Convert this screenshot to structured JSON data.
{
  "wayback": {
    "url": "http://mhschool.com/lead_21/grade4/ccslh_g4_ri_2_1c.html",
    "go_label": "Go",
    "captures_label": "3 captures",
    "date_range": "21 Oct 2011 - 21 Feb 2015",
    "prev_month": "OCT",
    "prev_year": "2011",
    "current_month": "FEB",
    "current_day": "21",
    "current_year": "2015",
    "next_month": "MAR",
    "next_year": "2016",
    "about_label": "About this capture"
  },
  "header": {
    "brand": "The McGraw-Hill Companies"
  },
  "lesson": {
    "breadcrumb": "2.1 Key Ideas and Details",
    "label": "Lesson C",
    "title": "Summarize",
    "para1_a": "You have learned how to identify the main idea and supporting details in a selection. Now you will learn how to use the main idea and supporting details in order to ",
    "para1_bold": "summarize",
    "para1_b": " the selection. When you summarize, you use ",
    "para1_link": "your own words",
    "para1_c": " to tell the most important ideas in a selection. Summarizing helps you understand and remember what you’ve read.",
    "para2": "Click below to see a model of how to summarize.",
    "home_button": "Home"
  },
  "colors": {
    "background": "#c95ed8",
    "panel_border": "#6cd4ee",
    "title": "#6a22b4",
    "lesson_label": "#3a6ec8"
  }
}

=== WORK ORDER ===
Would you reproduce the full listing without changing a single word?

=== OUTPUT FOR THIS TASK ===
Convert this screenshot to structured JSON data.
{
  "wayback": {
    "url": "http://mhschool.com/lead_21/grade4/ccslh_g4_ri_2_1c.html",
    "go_label": "Go",
    "captures_label": "3 captures",
    "date_range": "21 Oct 2011 - 21 Feb 2015",
    "prev_month": "OCT",
    "prev_year": "2011",
    "current_month": "FEB",
    "current_day": "21",
    "current_year": "2015",
    "next_month": "MAR",
    "next_year": "2016",
    "about_label": "About this capture"
  },
  "header": {
    "brand": "The McGraw-Hill Companies"
  },
  "lesson": {
    "breadcrumb": "2.1 Key Ideas and Details",
    "label": "Lesson C",
    "title": "Summarize",
    "para1_a": "You have learned how to identify the main idea and supporting details in a selection. Now you will learn how to use the main idea and supporting details in order to ",
    "para1_bold": "summarize",
    "para1_b": " the selection. When you summarize, you use ",
    "para1_link": "your own words",
    "para1_c": " to tell the most important ideas in a selection. Summarizing helps you understand and remember what you’ve read.",
    "para2": "Click below to see a model of how to summarize.",
    "home_button": "Home"
  },
  "colors": {
    "background": "#c95ed8",
    "panel_border": "#6cd4ee",
    "title": "#6a22b4",
    "lesson_label": "#3a6ec8"
  }
}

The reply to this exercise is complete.